== Provided entries ==
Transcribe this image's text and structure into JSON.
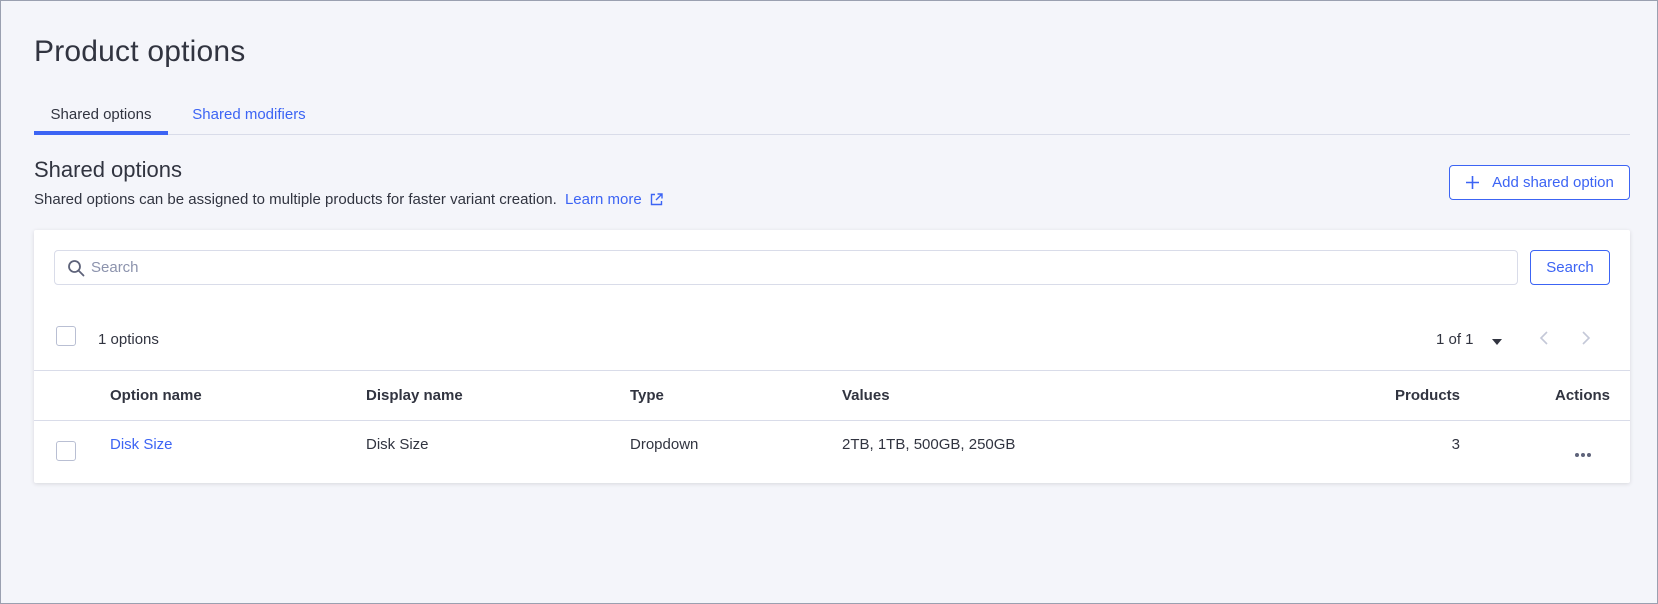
{
  "page": {
    "title": "Product options"
  },
  "tabs": [
    {
      "label": "Shared options",
      "active": true
    },
    {
      "label": "Shared modifiers",
      "active": false
    }
  ],
  "section": {
    "title": "Shared options",
    "description": "Shared options can be assigned to multiple products for faster variant creation.",
    "learn_more": "Learn more",
    "learn_more_icon": "external-link-icon"
  },
  "add_button": {
    "label": "Add shared option",
    "icon": "plus-icon"
  },
  "search": {
    "placeholder": "Search",
    "value": "",
    "button_label": "Search",
    "icon": "search-icon"
  },
  "list": {
    "count_label": "1 options",
    "pager": "1 of 1"
  },
  "table": {
    "columns": [
      "Option name",
      "Display name",
      "Type",
      "Values",
      "Products",
      "Actions"
    ],
    "rows": [
      {
        "option_name": "Disk Size",
        "display_name": "Disk Size",
        "type": "Dropdown",
        "values": "2TB, 1TB, 500GB, 250GB",
        "products": "3",
        "actions_icon": "more-horizontal-icon"
      }
    ]
  },
  "colors": {
    "accent": "#3c64f4",
    "text": "#313440",
    "background": "#f4f5fa",
    "border": "#d9dce9"
  }
}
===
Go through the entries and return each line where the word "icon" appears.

    "learn_more_icon": "external-link-icon"
    "icon": "plus-icon"
    "icon": "search-icon"
        "actions_icon": "more-horizontal-icon"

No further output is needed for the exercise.